● **Records**

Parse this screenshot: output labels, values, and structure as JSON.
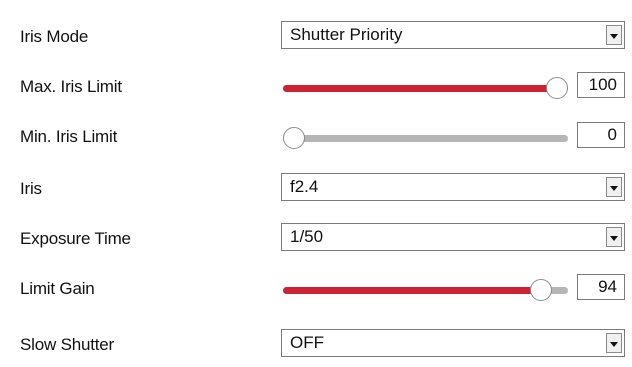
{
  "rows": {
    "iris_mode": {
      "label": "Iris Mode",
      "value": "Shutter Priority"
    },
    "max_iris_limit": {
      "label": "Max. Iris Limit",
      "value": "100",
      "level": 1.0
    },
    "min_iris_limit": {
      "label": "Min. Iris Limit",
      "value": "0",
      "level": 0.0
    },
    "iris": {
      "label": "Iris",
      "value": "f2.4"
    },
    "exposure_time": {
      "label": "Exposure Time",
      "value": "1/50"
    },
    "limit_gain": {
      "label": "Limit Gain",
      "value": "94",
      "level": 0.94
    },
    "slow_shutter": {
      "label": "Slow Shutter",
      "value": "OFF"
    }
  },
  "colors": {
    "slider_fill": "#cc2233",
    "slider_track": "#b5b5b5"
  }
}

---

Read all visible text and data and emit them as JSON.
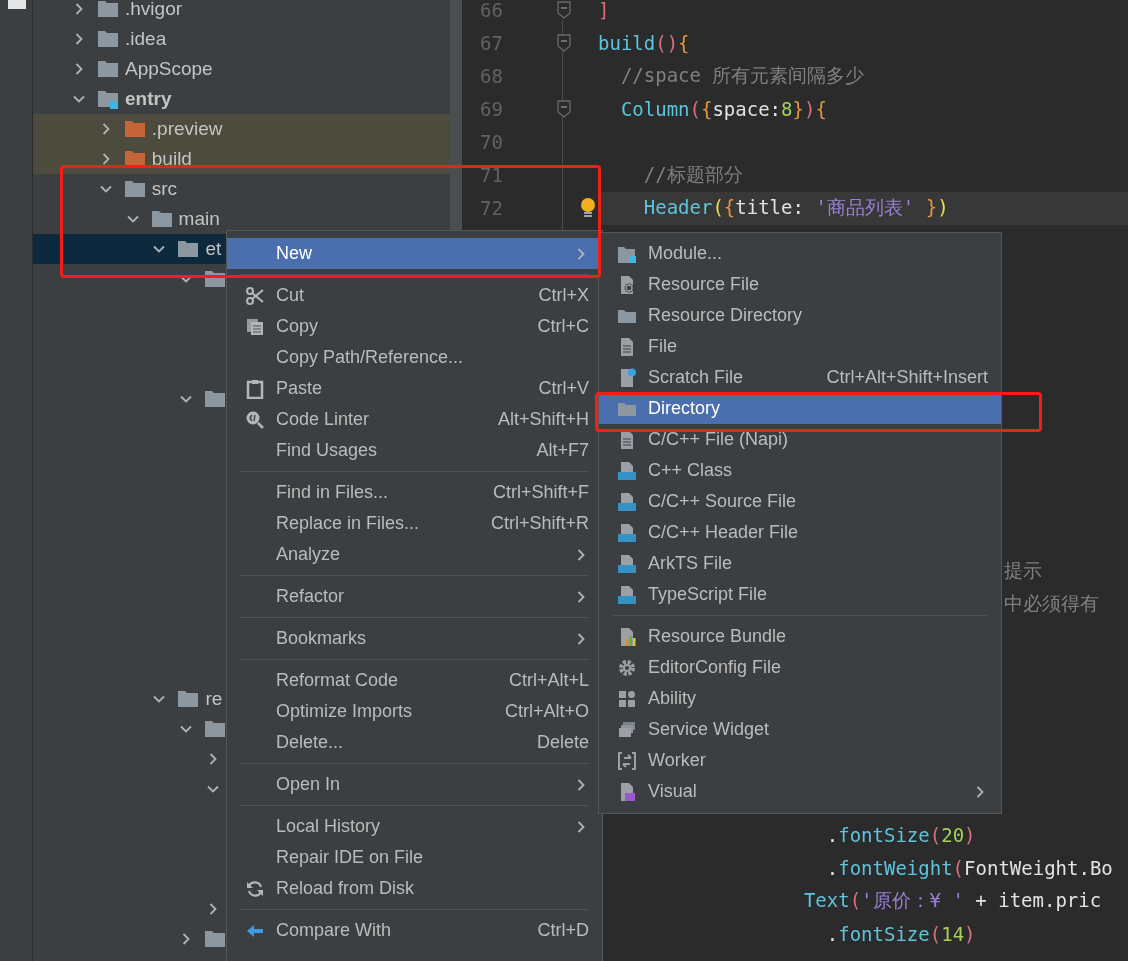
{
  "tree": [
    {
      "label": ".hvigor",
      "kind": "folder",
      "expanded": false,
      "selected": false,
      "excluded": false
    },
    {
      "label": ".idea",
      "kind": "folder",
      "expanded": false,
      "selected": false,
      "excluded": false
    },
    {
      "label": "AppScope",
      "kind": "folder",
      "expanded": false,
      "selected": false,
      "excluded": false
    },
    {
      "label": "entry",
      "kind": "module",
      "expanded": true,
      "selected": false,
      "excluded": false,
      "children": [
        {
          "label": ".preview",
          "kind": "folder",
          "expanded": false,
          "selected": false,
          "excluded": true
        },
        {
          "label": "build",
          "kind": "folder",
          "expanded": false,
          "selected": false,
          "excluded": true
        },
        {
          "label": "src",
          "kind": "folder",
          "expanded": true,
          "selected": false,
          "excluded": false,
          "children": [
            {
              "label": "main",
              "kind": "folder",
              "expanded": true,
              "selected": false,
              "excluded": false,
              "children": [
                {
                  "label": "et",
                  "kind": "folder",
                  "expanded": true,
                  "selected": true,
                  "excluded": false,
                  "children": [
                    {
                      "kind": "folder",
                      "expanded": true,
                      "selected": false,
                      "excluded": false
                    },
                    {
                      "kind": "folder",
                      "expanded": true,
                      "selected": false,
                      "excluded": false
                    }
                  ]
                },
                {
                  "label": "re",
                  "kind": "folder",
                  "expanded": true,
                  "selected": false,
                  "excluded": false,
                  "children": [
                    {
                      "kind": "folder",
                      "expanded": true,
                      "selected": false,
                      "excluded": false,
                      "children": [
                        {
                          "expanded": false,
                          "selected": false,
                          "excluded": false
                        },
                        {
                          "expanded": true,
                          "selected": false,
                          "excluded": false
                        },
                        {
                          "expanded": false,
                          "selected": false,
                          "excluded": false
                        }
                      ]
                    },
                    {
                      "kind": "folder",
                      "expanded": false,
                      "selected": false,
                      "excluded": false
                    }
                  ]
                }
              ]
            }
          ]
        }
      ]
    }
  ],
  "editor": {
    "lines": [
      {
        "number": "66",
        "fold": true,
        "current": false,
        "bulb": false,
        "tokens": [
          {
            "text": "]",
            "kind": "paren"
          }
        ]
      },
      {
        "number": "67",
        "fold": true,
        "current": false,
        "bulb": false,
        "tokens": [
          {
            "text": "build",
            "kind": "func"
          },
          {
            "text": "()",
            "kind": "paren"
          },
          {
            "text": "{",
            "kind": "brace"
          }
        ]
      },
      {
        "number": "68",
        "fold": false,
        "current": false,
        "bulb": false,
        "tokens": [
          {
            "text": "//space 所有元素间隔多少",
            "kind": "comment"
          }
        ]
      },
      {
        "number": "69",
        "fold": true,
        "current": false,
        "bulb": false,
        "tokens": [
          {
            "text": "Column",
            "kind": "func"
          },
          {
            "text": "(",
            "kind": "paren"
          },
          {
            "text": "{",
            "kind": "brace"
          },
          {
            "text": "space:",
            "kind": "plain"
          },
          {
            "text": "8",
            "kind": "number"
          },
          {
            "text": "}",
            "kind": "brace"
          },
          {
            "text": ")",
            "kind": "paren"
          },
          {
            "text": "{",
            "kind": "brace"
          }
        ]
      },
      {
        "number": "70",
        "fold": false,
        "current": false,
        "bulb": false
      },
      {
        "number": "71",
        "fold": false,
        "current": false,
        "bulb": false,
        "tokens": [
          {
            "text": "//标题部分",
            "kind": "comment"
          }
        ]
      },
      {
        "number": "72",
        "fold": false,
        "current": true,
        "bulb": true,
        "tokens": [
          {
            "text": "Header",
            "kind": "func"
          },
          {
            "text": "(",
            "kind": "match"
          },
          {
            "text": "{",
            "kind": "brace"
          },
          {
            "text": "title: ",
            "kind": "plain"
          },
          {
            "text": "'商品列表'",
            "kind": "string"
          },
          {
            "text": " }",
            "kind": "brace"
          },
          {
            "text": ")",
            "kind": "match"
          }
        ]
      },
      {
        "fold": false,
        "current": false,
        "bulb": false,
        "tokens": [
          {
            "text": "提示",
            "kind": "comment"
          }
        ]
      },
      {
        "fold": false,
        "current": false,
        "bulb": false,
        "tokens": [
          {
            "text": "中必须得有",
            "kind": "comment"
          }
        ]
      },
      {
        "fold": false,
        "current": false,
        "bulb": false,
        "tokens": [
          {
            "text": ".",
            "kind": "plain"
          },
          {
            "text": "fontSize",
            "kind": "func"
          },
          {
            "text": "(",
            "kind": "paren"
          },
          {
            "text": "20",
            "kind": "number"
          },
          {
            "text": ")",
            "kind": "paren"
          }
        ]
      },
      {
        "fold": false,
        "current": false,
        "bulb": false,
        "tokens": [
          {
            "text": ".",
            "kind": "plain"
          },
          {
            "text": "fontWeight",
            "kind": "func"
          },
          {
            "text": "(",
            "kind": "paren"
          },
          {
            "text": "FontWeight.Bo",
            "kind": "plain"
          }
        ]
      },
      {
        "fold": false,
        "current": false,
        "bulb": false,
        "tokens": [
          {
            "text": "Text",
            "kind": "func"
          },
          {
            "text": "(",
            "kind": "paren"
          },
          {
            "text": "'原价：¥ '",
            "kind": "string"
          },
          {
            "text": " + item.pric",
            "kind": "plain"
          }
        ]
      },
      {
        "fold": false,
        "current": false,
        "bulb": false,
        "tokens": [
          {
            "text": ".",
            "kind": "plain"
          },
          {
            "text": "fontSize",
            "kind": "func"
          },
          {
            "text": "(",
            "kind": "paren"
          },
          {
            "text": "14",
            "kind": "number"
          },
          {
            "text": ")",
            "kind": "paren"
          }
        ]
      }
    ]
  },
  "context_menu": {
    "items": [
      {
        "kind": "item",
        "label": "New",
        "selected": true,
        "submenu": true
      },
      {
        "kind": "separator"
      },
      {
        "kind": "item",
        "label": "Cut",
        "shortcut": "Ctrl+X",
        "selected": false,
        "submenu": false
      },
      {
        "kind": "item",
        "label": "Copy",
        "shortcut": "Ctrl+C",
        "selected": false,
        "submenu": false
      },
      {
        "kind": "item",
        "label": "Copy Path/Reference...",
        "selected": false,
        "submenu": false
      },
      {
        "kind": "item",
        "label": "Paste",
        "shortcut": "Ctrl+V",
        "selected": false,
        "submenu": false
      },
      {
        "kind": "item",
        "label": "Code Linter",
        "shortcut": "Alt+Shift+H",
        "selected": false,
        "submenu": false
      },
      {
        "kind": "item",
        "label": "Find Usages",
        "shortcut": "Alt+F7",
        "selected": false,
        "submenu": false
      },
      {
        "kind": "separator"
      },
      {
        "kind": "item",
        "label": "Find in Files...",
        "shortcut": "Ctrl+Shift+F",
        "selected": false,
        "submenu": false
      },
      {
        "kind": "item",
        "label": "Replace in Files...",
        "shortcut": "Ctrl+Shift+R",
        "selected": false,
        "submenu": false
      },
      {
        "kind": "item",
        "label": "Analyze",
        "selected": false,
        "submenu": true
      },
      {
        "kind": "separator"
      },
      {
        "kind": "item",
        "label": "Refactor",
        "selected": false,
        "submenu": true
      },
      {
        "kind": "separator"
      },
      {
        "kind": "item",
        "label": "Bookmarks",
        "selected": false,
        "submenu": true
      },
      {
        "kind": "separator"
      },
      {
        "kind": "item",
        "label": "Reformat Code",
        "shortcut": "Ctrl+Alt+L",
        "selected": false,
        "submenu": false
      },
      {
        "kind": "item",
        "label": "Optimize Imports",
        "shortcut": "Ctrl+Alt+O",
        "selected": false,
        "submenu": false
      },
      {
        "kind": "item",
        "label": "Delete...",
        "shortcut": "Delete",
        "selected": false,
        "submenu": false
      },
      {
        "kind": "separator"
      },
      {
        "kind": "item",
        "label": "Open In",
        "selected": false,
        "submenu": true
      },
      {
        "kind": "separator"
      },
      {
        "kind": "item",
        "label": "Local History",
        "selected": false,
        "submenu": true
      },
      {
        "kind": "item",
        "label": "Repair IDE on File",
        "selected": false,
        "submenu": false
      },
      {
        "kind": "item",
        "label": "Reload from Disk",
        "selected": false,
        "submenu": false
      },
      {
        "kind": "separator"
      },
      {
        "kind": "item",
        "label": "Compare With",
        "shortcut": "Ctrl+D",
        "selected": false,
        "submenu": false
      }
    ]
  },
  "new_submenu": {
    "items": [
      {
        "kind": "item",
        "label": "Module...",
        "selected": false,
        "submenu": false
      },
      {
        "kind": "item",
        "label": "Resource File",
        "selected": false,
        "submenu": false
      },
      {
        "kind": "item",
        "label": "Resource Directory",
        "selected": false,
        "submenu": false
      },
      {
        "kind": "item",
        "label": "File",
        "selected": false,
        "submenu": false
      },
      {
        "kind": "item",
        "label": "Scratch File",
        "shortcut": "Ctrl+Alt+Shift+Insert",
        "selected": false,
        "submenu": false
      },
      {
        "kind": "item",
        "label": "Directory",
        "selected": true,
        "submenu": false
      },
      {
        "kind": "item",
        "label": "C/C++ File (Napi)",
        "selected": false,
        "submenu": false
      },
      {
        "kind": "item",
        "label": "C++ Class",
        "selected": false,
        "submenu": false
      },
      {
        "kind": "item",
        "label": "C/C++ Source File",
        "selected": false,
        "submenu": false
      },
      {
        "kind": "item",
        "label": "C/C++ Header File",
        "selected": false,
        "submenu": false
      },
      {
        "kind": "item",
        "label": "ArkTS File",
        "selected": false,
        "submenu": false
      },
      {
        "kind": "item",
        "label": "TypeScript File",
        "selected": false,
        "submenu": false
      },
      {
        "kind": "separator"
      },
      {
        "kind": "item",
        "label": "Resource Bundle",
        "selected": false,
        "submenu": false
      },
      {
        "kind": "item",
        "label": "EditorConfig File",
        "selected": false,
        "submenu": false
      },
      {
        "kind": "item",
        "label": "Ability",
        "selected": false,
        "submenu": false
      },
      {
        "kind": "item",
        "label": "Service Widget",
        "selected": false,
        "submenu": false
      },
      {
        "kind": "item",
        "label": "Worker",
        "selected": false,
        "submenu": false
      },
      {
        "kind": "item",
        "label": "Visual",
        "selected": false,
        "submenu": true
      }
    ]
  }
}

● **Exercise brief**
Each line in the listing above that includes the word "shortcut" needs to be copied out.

● **Result**
        "shortcut": "Ctrl+X",
        "shortcut": "Ctrl+C",
        "shortcut": "Ctrl+V",
        "shortcut": "Alt+Shift+H",
        "shortcut": "Alt+F7",
        "shortcut": "Ctrl+Shift+F",
        "shortcut": "Ctrl+Shift+R",
        "shortcut": "Ctrl+Alt+L",
        "shortcut": "Ctrl+Alt+O",
        "shortcut": "Delete",
        "shortcut": "Ctrl+D",
        "shortcut": "Ctrl+Alt+Shift+Insert",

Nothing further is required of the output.